Motherhood is hard. But motherhood while managing a business during a pandemic is nearly impossible. That’s why it is so important to know your maternity rights as a mompreneur!

Entrepreneurs and Maternity Leave

Mompreneur on maternity leave sitting next to baby crib
Mompreneur on maternity leave sitting next to baby crib

I was recently talking to a friend of mine who is 5 months pregnant. She was telling me how stressed out she is because she has to plan everything out around her pregnancy, on top of figuring out finances. She runs her own small business that was forced to close because of the pandemic, so she took on a full-time job on a military base in Southern California to support herself and her family. My friends told me all about her specific maternity leave and let me tell you…I was shocked. I had no clue how messed up the system is that most mothers don’t have a paid leave, especially those who are mompreneurs.

In short, many businesses out there consider maternity leave to be an added expense and don’t want to give new mothers a paid leave. Even though it can be seen as a bonus because most mothers come back with a paid leave, not everyone sees it that way.

A business does not have to provide a mother paid maternity leave. According to the Family and Medical Leave Act, employees who are a part of a company with at least 50 workers are able to go on a 12 week leave, but it is unpaid. Different states have different policies, so depending on where you live determines how long you can be on leave and if it is paid or unpaid.

Paid Family Leave

Pregnant mompreneur talking with son in kitchen
Pregnant mompreneur talking with son in kitchen

In California, mothers part of a company with at least 50 workers get an unpaid, 12 weeklong maternity leave. Now, this leaves mothers and mompreneurs in a bit of a pickle. They are either forced to work up until their baby’s due date, or they have to just figure it out with the help of the father. Don’t get me wrong, 12 weeks is nice.
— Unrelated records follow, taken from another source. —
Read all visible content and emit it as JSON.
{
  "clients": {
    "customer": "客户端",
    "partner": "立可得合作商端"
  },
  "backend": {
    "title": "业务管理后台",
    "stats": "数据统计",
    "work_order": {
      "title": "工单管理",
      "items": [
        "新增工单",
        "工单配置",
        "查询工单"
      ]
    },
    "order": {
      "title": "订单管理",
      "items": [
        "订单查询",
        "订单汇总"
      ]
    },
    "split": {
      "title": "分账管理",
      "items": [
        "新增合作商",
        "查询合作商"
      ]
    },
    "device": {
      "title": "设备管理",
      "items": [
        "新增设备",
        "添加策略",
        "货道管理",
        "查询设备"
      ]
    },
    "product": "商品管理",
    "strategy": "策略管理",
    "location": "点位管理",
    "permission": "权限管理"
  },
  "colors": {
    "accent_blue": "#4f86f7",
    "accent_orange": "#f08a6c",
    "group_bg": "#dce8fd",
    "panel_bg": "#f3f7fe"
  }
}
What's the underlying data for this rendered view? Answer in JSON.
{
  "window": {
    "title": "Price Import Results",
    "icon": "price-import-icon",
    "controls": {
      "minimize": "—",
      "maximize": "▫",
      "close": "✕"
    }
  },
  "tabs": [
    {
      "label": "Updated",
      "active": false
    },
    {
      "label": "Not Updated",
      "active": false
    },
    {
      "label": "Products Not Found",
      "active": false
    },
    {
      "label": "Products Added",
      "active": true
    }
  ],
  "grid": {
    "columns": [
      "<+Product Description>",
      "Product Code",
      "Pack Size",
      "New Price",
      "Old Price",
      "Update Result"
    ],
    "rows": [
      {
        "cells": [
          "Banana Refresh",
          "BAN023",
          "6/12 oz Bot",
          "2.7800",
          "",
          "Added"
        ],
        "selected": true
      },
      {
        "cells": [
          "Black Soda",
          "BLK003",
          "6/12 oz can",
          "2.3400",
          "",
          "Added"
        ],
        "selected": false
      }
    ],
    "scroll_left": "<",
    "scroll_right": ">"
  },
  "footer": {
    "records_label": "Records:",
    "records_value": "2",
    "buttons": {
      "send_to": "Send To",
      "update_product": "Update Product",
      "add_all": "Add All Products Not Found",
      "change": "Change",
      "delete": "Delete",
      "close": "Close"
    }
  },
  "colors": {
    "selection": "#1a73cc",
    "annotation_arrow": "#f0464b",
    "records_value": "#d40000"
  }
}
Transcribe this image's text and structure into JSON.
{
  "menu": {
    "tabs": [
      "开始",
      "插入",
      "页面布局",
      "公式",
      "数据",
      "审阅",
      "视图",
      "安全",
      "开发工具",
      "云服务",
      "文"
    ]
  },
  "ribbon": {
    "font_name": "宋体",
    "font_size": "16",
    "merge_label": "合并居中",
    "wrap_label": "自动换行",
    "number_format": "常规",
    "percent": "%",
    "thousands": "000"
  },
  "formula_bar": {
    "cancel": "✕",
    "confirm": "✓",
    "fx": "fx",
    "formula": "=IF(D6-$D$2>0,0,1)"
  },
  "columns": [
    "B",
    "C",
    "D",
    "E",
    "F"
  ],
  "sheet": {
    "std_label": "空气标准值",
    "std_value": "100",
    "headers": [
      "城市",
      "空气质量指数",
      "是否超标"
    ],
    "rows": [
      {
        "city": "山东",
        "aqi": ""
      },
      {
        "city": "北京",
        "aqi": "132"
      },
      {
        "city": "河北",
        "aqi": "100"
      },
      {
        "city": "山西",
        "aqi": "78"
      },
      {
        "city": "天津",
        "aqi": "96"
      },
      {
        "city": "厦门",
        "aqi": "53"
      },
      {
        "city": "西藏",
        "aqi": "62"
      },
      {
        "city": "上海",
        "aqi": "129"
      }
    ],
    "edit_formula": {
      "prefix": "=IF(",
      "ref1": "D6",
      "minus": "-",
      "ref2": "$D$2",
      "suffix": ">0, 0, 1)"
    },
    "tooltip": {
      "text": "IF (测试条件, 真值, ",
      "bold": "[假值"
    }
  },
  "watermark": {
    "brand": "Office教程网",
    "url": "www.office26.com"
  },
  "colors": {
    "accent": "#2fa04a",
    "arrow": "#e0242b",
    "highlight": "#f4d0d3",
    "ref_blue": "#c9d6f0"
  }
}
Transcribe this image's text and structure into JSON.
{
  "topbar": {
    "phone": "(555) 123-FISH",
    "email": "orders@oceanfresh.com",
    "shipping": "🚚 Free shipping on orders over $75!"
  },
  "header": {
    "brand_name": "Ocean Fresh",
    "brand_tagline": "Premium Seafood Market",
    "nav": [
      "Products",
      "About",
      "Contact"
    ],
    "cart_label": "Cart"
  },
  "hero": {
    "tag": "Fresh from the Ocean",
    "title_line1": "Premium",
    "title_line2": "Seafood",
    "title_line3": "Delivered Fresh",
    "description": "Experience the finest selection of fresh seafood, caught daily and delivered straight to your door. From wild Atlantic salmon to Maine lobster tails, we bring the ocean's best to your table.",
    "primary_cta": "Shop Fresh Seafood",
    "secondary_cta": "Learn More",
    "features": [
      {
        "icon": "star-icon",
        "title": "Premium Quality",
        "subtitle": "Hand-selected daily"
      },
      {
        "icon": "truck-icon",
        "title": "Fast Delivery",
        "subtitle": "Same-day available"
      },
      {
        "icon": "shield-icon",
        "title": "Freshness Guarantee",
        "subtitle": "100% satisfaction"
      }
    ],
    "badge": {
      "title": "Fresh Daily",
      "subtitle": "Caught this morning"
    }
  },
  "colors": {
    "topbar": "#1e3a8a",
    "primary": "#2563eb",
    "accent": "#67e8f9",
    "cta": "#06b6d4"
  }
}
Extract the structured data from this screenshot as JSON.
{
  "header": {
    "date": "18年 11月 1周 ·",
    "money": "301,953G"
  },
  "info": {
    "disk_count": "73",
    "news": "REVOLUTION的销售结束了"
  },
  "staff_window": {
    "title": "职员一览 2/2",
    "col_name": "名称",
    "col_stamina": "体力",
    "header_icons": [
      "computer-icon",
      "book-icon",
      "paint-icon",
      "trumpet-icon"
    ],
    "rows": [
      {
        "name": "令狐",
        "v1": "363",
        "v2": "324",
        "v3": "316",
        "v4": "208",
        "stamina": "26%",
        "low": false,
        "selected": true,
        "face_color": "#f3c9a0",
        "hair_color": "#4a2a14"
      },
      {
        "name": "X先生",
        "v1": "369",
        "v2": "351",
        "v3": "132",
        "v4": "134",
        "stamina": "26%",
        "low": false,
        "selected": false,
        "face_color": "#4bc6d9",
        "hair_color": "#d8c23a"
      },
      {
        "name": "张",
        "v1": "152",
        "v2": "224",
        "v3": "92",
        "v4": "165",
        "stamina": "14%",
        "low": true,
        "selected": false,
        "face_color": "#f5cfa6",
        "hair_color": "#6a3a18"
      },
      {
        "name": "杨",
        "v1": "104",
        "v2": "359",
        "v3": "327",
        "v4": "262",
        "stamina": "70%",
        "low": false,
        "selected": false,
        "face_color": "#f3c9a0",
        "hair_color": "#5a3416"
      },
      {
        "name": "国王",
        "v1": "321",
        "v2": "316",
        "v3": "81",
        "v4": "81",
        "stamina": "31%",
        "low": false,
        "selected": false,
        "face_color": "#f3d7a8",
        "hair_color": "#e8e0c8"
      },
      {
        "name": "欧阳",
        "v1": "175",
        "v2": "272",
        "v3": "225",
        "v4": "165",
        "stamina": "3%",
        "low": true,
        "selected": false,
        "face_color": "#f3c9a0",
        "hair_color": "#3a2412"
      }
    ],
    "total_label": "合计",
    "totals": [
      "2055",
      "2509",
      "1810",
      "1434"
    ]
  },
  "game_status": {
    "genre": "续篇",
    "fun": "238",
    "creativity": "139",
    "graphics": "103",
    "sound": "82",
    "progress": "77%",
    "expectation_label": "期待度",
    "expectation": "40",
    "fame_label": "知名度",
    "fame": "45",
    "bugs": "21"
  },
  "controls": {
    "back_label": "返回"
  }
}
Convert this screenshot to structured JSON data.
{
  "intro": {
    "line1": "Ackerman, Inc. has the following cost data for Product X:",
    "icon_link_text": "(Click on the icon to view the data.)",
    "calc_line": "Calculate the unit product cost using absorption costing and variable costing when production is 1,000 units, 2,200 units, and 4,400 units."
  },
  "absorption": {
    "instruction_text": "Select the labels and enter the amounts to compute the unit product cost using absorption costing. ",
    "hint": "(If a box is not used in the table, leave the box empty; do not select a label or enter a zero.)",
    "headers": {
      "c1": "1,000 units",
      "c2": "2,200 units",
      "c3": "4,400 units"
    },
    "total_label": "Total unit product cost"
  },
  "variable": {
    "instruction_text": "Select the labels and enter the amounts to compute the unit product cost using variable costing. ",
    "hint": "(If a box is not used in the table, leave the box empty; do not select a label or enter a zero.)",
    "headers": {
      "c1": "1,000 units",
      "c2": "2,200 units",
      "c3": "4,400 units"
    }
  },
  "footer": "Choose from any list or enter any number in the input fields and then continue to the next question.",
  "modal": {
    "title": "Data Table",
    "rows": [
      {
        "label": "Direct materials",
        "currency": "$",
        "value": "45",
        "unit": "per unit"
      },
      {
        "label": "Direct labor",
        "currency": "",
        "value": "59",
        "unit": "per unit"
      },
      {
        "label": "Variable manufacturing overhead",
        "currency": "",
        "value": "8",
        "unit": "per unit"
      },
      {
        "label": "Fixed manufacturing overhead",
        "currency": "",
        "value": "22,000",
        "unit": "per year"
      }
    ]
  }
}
But if you really think about it, even if you have a healthy and safe pregnancy, you will take off work a week before the due date and you will have 11 weeks to heal and bond with the baby before you have to return which isn’t that long if you really think about it.

And what happens if you have a complicated birth? What happens if your pregnancy requires you to be on bed rest for 3 weeks before the baby is born? Not only do you not get paid, but you get less time with you baby and less time to heal from the trauma your body just endured. And for all you mompreneurs? Not only does the pandemic make it hard for small business owners to earn any income at all, but it leaves mompreneurs in a tough situation. Sure, they can apply for unemployment, but what if they already had when the pandemic first started?

Well, according to the Employment Development Department in the State of California (again, it may be different in other states), you can receive a paid family leave. This leave will give you 8 weeks to birth, bond, and heal from pregnancy. However, you get way less time to heal and bond with your baby, even if it is paid. After those 8 weeks, you still have to deal with the struggles that the pandemic is putting on your business.

After knowing all of that, my friend was worried about her leave and how she was going to survive. But despite all the odds being stacked against her, she still counts her baby as a blessing. The complications of maternity leave are messy, but knowing your rights and figuring out a way to support you and your family is all that you can do as a mother and as an entrepreneur.

What advice do you have for women in the workforce who need maternity leave? Let us know down in the comments.

This article originally published on GREY Journal.